EXERCISE
Could you report every line from the entries that includes the word "coins"?
───── RECORDS FOR THE EXERCISE ─────
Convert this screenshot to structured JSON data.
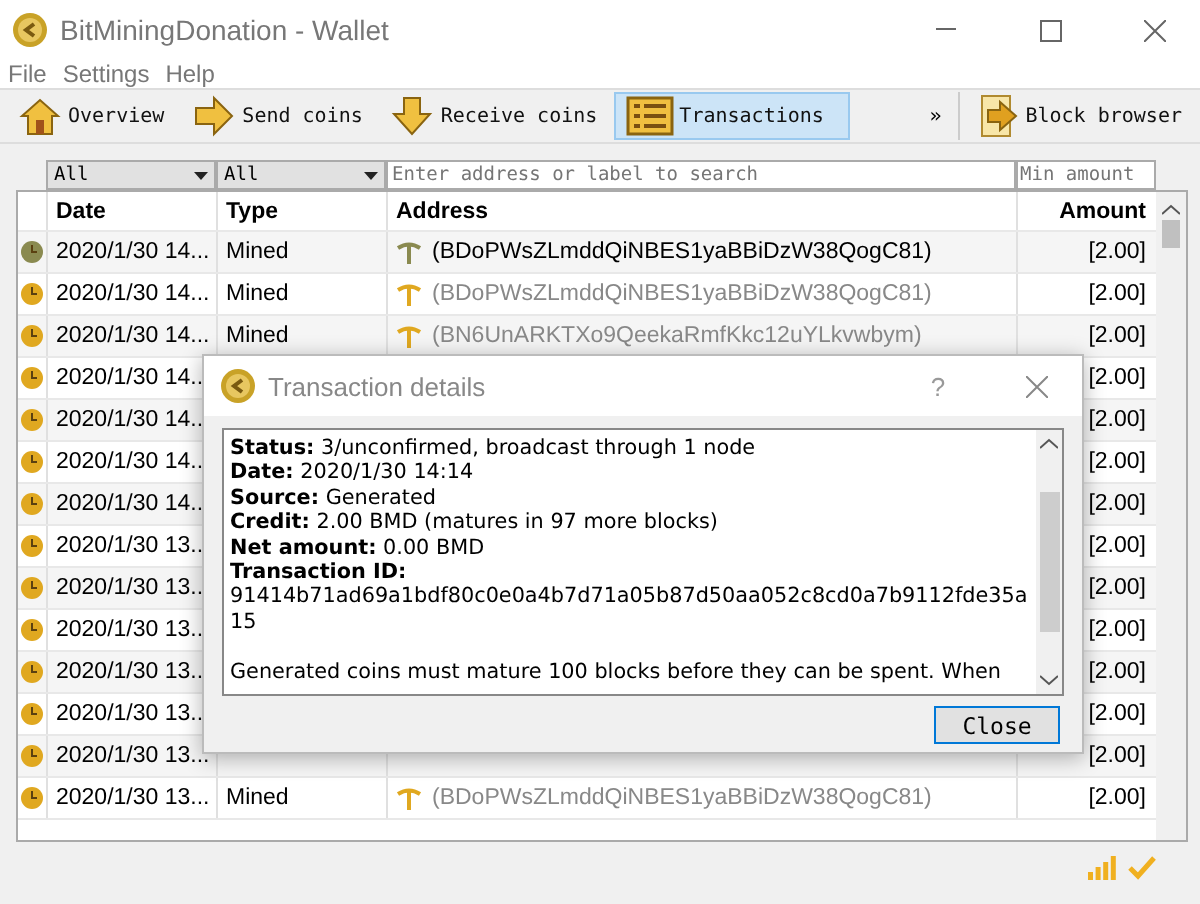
{
  "window": {
    "title": "BitMiningDonation - Wallet"
  },
  "menu": [
    "File",
    "Settings",
    "Help"
  ],
  "toolbar": [
    {
      "label": "Overview",
      "selected": false
    },
    {
      "label": "Send coins",
      "selected": false
    },
    {
      "label": "Receive coins",
      "selected": false
    },
    {
      "label": "Transactions",
      "selected": true
    }
  ],
  "toolbar_overflow": "»",
  "block_browser_button": "Block browser",
  "filters": {
    "date": "All",
    "type": "All",
    "search": {
      "placeholder": "Enter address or label to search"
    },
    "min_amount": {
      "placeholder": "Min amount"
    }
  },
  "table": {
    "columns": [
      "Date",
      "Type",
      "Address",
      "Amount"
    ],
    "rows": [
      {
        "color": "#8a8a50",
        "dimmed": false,
        "date": "2020/1/30 14...",
        "type": "Mined",
        "address": "(BDoPWsZLmddQiNBES1yaBBiDzW38QogC81)",
        "amount": "[2.00]"
      },
      {
        "color": "#e0a820",
        "dimmed": true,
        "date": "2020/1/30 14...",
        "type": "Mined",
        "address": "(BDoPWsZLmddQiNBES1yaBBiDzW38QogC81)",
        "amount": "[2.00]"
      },
      {
        "color": "#e0a820",
        "dimmed": true,
        "date": "2020/1/30 14...",
        "type": "Mined",
        "address": "(BN6UnARKTXo9QeekaRmfKkc12uYLkvwbym)",
        "amount": "[2.00]"
      },
      {
        "color": "#e0a820",
        "date": "2020/1/30 14..",
        "amount": "[2.00]"
      },
      {
        "color": "#e0a820",
        "date": "2020/1/30 14..",
        "amount": "[2.00]"
      },
      {
        "color": "#e0a820",
        "date": "2020/1/30 14..",
        "amount": "[2.00]"
      },
      {
        "color": "#e0a820",
        "date": "2020/1/30 14..",
        "amount": "[2.00]"
      },
      {
        "color": "#e0a820",
        "date": "2020/1/30 13..",
        "amount": "[2.00]"
      },
      {
        "color": "#e0a820",
        "date": "2020/1/30 13..",
        "amount": "[2.00]"
      },
      {
        "color": "#e0a820",
        "date": "2020/1/30 13..",
        "amount": "[2.00]"
      },
      {
        "color": "#e0a820",
        "date": "2020/1/30 13..",
        "amount": "[2.00]"
      },
      {
        "color": "#e0a820",
        "date": "2020/1/30 13..",
        "amount": "[2.00]"
      },
      {
        "color": "#e0a820",
        "date": "2020/1/30 13...",
        "amount": "[2.00]"
      },
      {
        "color": "#e0a820",
        "dimmed": true,
        "date": "2020/1/30 13...",
        "type": "Mined",
        "address": "(BDoPWsZLmddQiNBES1yaBBiDzW38QogC81)",
        "amount": "[2.00]"
      }
    ]
  },
  "dialog": {
    "title": "Transaction details",
    "help": "?",
    "lines": [
      "**Status:** 3/unconfirmed, broadcast through 1 node",
      "**Date:** 2020/1/30 14:14",
      "**Source:** Generated",
      "**Credit:** 2.00 BMD (matures in 97 more blocks)",
      "**Net amount:** 0.00 BMD",
      "**Transaction ID:**",
      "91414b71ad69a1bdf80c0e0a4b7d71a05b87d50aa052c8cd0a7b9112fde35a15"
    ],
    "note": "Generated coins must mature 100 blocks before they can be spent. When",
    "close_button": "Close"
  }
}
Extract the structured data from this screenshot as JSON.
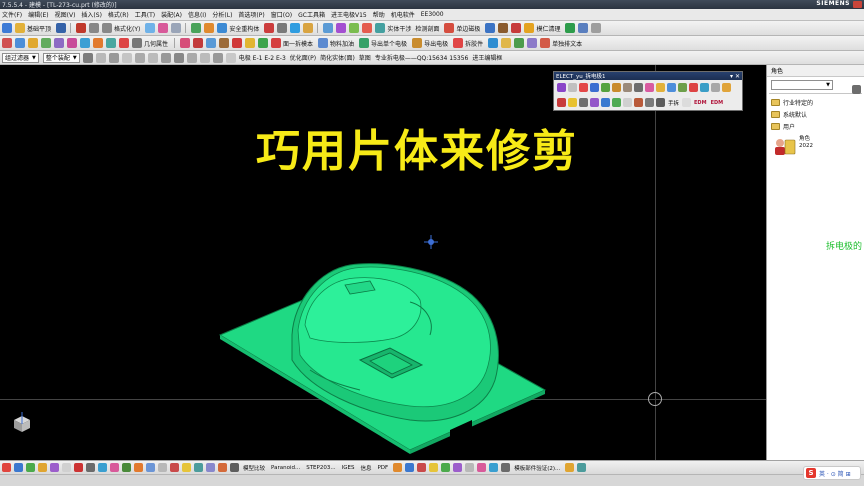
{
  "window": {
    "title": "7.5.5.4 - 建模 - [TL-273-cu.prt  (修改的)]",
    "brand": "SIEMENS"
  },
  "menu": [
    "文件(F)",
    "编辑(E)",
    "视图(V)",
    "插入(S)",
    "格式(R)",
    "工具(T)",
    "装配(A)",
    "信息(I)",
    "分析(L)",
    "首选项(P)",
    "窗口(O)",
    "GC工具箱",
    "进王电极V15",
    "帮助",
    "机电软件",
    "EE3000"
  ],
  "toolbar1": {
    "labels": [
      "基础平顶",
      "格式化(Y)",
      "安全重构体",
      "实体干涉",
      "检测剖面",
      "单边磁极",
      "模仁清理"
    ]
  },
  "toolbar2": {
    "labels": [
      "几何属性",
      "面一拆模本",
      "物料加油",
      "导出单个电极",
      "导出电极",
      "拆胶件",
      "单独排文本"
    ]
  },
  "toolbar3": {
    "filter": "整个装配",
    "filter_left": "组过滤器",
    "labels": [
      "电极  E-1  E-2  E-3",
      "优化面(P)",
      "简化实体(面)",
      "草图",
      "专业拆电极——QQ:15634 15356",
      "进王编辑框"
    ]
  },
  "elect_toolbar": {
    "title": "ELECT_yu_拆电极1",
    "text": "手拆",
    "edm1": "EDM",
    "edm2": "EDM"
  },
  "viewport": {
    "headline": "巧用片体来修剪",
    "model_color": "#22e58c",
    "plate_color": "#1fd983"
  },
  "right_panel": {
    "header": "角色",
    "items": [
      "行业特定的",
      "系统默认",
      "用户"
    ],
    "role_name": "角色",
    "role_year": "2022",
    "side_text": "拆电极的"
  },
  "bottombar": {
    "labels": [
      "模型比较",
      "Paranoid...",
      "STEP203...",
      "IGES",
      "信息",
      "PDF",
      "模板部件验证(2)..."
    ]
  },
  "ime": {
    "logo": "S",
    "text": "英 · ⊙ 简 ⊞"
  }
}
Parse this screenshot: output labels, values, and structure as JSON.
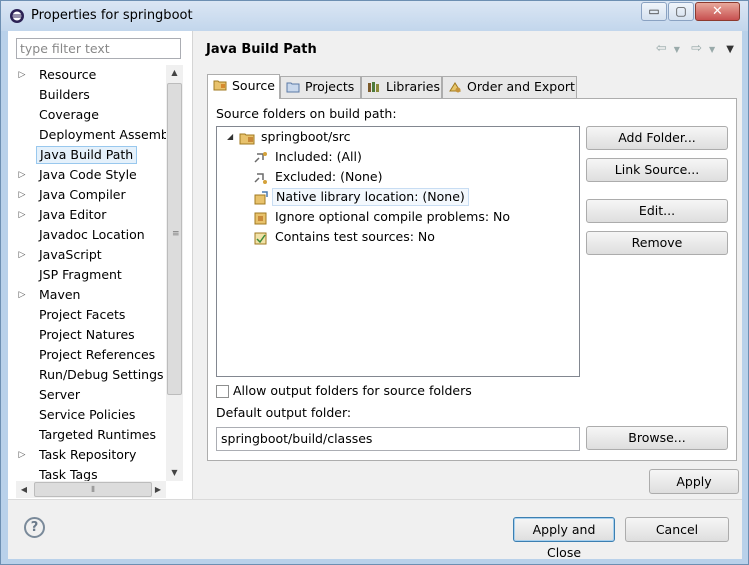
{
  "window": {
    "title": "Properties for springboot",
    "controls": {
      "minimize": "▭",
      "maximize": "▢",
      "close": "✕"
    }
  },
  "sidebar": {
    "filter_placeholder": "type filter text",
    "items": [
      {
        "label": "Resource",
        "expandable": true
      },
      {
        "label": "Builders",
        "expandable": false
      },
      {
        "label": "Coverage",
        "expandable": false
      },
      {
        "label": "Deployment Assembly",
        "expandable": false
      },
      {
        "label": "Java Build Path",
        "expandable": false,
        "selected": true
      },
      {
        "label": "Java Code Style",
        "expandable": true
      },
      {
        "label": "Java Compiler",
        "expandable": true
      },
      {
        "label": "Java Editor",
        "expandable": true
      },
      {
        "label": "Javadoc Location",
        "expandable": false
      },
      {
        "label": "JavaScript",
        "expandable": true
      },
      {
        "label": "JSP Fragment",
        "expandable": false
      },
      {
        "label": "Maven",
        "expandable": true
      },
      {
        "label": "Project Facets",
        "expandable": false
      },
      {
        "label": "Project Natures",
        "expandable": false
      },
      {
        "label": "Project References",
        "expandable": false
      },
      {
        "label": "Run/Debug Settings",
        "expandable": false
      },
      {
        "label": "Server",
        "expandable": false
      },
      {
        "label": "Service Policies",
        "expandable": false
      },
      {
        "label": "Targeted Runtimes",
        "expandable": false
      },
      {
        "label": "Task Repository",
        "expandable": true
      },
      {
        "label": "Task Tags",
        "expandable": false
      }
    ]
  },
  "page": {
    "title": "Java Build Path",
    "tabs": [
      {
        "label": "Source",
        "icon": "source-folder-icon",
        "active": true
      },
      {
        "label": "Projects",
        "icon": "projects-icon",
        "active": false
      },
      {
        "label": "Libraries",
        "icon": "libraries-icon",
        "active": false
      },
      {
        "label": "Order and Export",
        "icon": "order-export-icon",
        "active": false
      }
    ],
    "source_folders_label": "Source folders on build path:",
    "source_tree": {
      "root": "springboot/src",
      "children": [
        "Included: (All)",
        "Excluded: (None)",
        "Native library location: (None)",
        "Ignore optional compile problems: No",
        "Contains test sources: No"
      ]
    },
    "buttons": {
      "add_folder": "Add Folder...",
      "link_source": "Link Source...",
      "edit": "Edit...",
      "remove": "Remove",
      "browse": "Browse...",
      "apply": "Apply"
    },
    "allow_output_label": "Allow output folders for source folders",
    "allow_output_checked": false,
    "default_output_label": "Default output folder:",
    "default_output_value": "springboot/build/classes"
  },
  "footer": {
    "help": "?",
    "apply_and_close": "Apply and Close",
    "cancel": "Cancel"
  }
}
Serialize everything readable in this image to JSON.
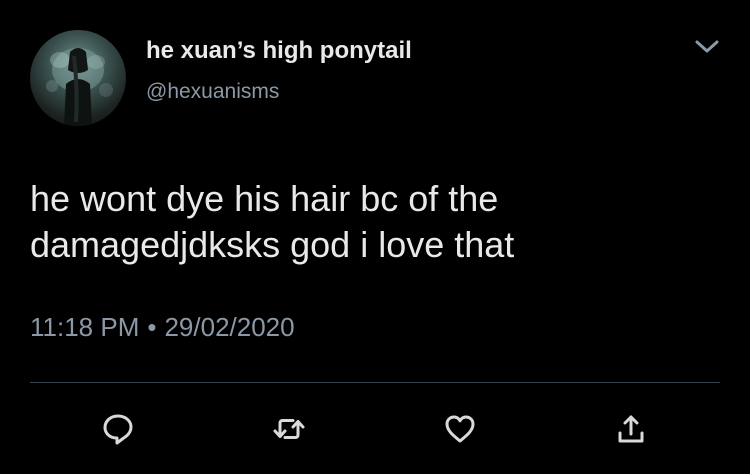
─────
REPLY TO THE EXERCISE
      "label": "Send coins",
      "label": "Receive coins",
    "note": "Generated coins must mature 100 blocks before they can be spent. When",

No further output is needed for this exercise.